After noting that the case was pending, the DA’s office said it would continue to work to address the victims’ concerns and answer their questions.

“What makes our role as prosecutors difficult is our obligation to balance the interests of justice for victims while ensuring that consequences are fair and appropriate for offenders,” the office said. “Unfortunately, we often experience different viewpoints on these issues. In all cases, we will do everything we can to resolve our cases fairly, balancing the victim’s wishes, protecting public safety and what we believe is appropriate accountability for the offenders involved.”

San Francisco Superior Court spokesperson Ann E. Donlan said in a statement that victims, witness advocates or the district attorney may notify the court of any concerns about proceedings.

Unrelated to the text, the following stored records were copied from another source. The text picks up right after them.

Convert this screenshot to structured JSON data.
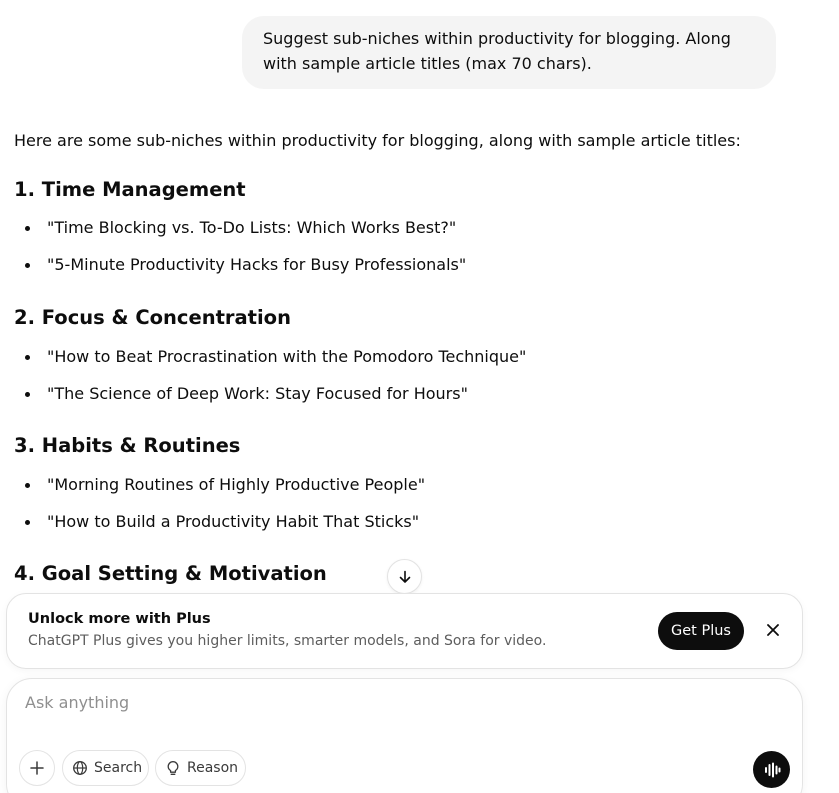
{
  "user_message": "Suggest sub-niches within productivity for blogging. Along with sample article titles (max 70 chars).",
  "answer": {
    "intro": "Here are some sub-niches within productivity for blogging, along with sample article titles:",
    "sections": [
      {
        "title": "1. Time Management",
        "items": [
          "\"Time Blocking vs. To-Do Lists: Which Works Best?\"",
          "\"5-Minute Productivity Hacks for Busy Professionals\""
        ]
      },
      {
        "title": "2. Focus & Concentration",
        "items": [
          "\"How to Beat Procrastination with the Pomodoro Technique\"",
          "\"The Science of Deep Work: Stay Focused for Hours\""
        ]
      },
      {
        "title": "3. Habits & Routines",
        "items": [
          "\"Morning Routines of Highly Productive People\"",
          "\"How to Build a Productivity Habit That Sticks\""
        ]
      },
      {
        "title": "4. Goal Setting & Motivation",
        "items": []
      }
    ]
  },
  "upsell": {
    "title": "Unlock more with Plus",
    "description": "ChatGPT Plus gives you higher limits, smarter models, and Sora for video.",
    "cta_label": "Get Plus"
  },
  "composer": {
    "placeholder": "Ask anything",
    "search_label": "Search",
    "reason_label": "Reason"
  },
  "icons": {
    "scroll_down": "arrow-down-icon",
    "close": "close-icon",
    "add": "plus-icon",
    "search": "globe-icon",
    "reason": "lightbulb-icon",
    "voice": "voice-waveform-icon"
  }
}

Donlan added that under the state’s code of judicial ethics, “a judge shall not make any public comment about a pending or impending proceeding in any court.”

The couple, who describe themselves as Democrats and “fairly progressive,” said they are speaking out because they believe the public needs to know how San Francisco is applying juvenile justice laws, especially toward offenders who are about to become legal adults.

“If the public knew what was going on behind the purposely closed doors, in closed hearings, they would be rightfully outraged,” Curt said.